*** INPUT DATA Section Begins ***

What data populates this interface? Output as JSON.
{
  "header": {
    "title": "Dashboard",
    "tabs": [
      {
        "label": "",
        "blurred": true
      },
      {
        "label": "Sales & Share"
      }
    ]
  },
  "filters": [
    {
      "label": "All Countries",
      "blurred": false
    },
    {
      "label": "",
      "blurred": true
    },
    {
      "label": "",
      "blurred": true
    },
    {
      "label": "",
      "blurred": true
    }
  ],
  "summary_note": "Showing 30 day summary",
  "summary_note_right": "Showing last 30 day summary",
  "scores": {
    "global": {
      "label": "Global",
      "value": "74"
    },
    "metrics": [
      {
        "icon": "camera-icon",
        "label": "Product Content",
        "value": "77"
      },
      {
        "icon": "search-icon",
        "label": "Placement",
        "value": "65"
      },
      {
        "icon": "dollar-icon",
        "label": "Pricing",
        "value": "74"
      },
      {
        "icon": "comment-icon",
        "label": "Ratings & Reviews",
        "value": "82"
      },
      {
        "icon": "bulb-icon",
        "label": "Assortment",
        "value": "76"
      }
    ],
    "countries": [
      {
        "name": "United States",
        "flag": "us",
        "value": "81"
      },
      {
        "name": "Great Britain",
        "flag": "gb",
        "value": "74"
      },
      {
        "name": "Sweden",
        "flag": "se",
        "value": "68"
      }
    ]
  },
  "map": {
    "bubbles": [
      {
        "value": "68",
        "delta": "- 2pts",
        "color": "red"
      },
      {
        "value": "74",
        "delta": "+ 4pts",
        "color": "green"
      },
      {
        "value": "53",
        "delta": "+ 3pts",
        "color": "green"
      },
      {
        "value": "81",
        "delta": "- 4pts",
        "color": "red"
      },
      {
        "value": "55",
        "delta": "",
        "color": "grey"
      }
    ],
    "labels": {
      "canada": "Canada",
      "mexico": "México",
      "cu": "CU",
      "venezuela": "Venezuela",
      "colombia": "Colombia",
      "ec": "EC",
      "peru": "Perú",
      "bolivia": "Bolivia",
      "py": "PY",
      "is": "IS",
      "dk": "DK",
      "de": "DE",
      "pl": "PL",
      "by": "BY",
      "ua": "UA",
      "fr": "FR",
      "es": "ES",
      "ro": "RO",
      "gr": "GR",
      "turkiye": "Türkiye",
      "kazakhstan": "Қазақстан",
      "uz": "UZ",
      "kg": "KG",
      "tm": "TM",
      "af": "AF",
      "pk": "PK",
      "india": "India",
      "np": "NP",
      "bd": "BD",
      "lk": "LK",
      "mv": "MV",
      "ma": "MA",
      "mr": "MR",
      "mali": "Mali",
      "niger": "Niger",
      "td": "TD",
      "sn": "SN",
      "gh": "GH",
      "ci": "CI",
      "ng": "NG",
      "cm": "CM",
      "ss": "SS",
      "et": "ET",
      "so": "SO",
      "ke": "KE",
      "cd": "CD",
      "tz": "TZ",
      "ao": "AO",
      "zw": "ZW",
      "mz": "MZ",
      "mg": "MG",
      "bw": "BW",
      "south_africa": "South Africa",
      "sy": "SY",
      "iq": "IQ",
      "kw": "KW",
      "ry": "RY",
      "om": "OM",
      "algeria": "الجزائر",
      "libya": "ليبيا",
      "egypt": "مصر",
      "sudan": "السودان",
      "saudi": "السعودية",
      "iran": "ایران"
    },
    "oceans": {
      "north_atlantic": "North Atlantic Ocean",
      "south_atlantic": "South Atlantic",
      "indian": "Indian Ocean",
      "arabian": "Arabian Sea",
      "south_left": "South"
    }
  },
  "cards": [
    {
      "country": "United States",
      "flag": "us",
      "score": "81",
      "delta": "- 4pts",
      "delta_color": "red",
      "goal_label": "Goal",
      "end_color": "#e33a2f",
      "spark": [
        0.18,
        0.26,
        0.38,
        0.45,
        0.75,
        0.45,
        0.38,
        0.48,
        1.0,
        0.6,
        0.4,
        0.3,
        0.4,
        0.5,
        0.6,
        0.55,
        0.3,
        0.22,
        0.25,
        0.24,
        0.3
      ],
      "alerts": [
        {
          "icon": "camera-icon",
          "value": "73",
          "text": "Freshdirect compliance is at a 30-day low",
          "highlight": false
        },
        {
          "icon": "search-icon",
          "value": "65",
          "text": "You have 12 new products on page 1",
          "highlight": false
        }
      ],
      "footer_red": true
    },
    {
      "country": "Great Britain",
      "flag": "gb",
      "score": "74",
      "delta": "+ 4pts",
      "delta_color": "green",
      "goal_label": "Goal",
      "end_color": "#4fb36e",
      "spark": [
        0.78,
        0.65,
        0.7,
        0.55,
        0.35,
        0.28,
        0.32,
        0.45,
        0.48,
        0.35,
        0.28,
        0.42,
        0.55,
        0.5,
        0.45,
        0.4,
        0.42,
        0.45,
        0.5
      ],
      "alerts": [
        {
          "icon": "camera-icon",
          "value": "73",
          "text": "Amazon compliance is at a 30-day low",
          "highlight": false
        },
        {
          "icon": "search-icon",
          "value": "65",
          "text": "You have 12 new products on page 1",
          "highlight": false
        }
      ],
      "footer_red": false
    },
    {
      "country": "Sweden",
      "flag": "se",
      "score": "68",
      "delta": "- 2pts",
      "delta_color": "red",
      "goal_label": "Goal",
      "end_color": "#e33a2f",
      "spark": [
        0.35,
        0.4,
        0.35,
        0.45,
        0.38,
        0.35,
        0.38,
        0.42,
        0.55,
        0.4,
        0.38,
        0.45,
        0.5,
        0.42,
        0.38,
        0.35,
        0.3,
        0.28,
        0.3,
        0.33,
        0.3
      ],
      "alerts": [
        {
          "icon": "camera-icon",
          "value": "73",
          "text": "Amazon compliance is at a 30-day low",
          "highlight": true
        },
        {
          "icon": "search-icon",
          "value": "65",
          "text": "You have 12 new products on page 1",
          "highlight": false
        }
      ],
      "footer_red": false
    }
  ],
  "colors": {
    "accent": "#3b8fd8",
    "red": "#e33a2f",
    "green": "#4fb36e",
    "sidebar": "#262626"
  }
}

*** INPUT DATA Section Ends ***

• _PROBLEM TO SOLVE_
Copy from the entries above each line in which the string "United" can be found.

• _RESPONSE BELOW_
        "name": "United States",
      "country": "United States",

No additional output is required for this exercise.